Despite 249 cases, Brooks plant remains open
Another 249 employees have tested positive at a second meat-packing plant, JBS in Brooks. There are 568 cases in Brooks, though not all are linked to the plant which remains open.
The two plants have more than 4,500 workers and supply more than two-thirds of Canada’s beef.
During the livestream, labour leaders called for the JBS plant’s closure. An online petition asking for the same has gained thousands of signatures.
“This day of morning is perhaps unlike any other in recent history as there are hundreds of thousands of workers … who are going to work in the face of the most serious public health crisis in the history of our province,” said NDP Leader Rachel Notley.
“We cannot expect them to keep us safe if we cannot keep them safe.”
Notley said every day the provincial government and the company chose to keep the JBS plant open, “they are choosing to put profits over people.”

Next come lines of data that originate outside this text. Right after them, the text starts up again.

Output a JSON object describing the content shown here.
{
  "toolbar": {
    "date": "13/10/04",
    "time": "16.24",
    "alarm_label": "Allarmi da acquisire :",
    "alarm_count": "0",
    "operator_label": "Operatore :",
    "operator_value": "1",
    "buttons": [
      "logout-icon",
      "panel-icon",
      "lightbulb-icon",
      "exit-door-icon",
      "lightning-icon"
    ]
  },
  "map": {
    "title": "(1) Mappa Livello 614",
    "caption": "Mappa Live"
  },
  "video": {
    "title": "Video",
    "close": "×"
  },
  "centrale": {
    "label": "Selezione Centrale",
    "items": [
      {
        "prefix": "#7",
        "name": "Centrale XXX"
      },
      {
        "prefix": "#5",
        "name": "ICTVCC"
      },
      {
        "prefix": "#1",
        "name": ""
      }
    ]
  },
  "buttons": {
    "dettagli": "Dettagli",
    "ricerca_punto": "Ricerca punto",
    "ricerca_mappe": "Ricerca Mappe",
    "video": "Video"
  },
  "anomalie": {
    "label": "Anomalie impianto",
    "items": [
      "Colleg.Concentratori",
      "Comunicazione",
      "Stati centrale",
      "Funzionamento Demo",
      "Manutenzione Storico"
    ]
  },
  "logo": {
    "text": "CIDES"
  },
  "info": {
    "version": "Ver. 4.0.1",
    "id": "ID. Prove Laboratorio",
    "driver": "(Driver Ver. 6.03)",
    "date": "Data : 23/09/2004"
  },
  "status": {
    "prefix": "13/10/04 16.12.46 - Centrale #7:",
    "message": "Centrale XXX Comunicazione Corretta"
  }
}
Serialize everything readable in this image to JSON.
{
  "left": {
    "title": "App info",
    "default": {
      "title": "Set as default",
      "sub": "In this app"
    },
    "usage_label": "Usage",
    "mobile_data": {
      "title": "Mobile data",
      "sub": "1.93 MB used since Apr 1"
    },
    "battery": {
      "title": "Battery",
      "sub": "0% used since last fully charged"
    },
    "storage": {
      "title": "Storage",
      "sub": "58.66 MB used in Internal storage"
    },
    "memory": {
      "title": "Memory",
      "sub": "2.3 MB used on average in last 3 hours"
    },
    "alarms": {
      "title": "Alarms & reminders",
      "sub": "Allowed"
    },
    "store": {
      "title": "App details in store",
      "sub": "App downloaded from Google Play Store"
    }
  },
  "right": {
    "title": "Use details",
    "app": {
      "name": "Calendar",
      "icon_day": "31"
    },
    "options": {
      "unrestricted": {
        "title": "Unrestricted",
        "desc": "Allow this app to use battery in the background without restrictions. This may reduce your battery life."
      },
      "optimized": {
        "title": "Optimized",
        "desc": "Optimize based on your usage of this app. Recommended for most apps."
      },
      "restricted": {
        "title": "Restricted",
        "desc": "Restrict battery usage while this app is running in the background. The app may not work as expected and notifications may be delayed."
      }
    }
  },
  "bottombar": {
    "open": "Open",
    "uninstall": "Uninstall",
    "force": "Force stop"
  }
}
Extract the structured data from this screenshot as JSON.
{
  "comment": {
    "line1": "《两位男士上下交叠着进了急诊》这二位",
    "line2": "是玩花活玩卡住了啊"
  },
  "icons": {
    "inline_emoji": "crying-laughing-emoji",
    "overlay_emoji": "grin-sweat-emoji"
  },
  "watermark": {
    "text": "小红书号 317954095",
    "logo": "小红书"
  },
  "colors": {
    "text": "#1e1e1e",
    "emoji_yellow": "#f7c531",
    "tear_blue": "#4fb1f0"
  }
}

Alberta Federation of Labour President Gil McGowan said while he is mourning the losses of workers, he has also channeling that grief into anger.
“If we don’t get a handle on the problem in the workplace … it could imperil the province’s success as a whole, and push back the timeline for reopening the economy safely,” he said.
Alberta chief medical officer of health Dr. Deena Hinshaw said Tuesday that outbreak measures are being put in place, including at any meat-processing facility where at least one case of COVID-19 has been identified.
Hinshaw said it’s up to businesses to comply with health orders if they are deemed essential and are remaining open.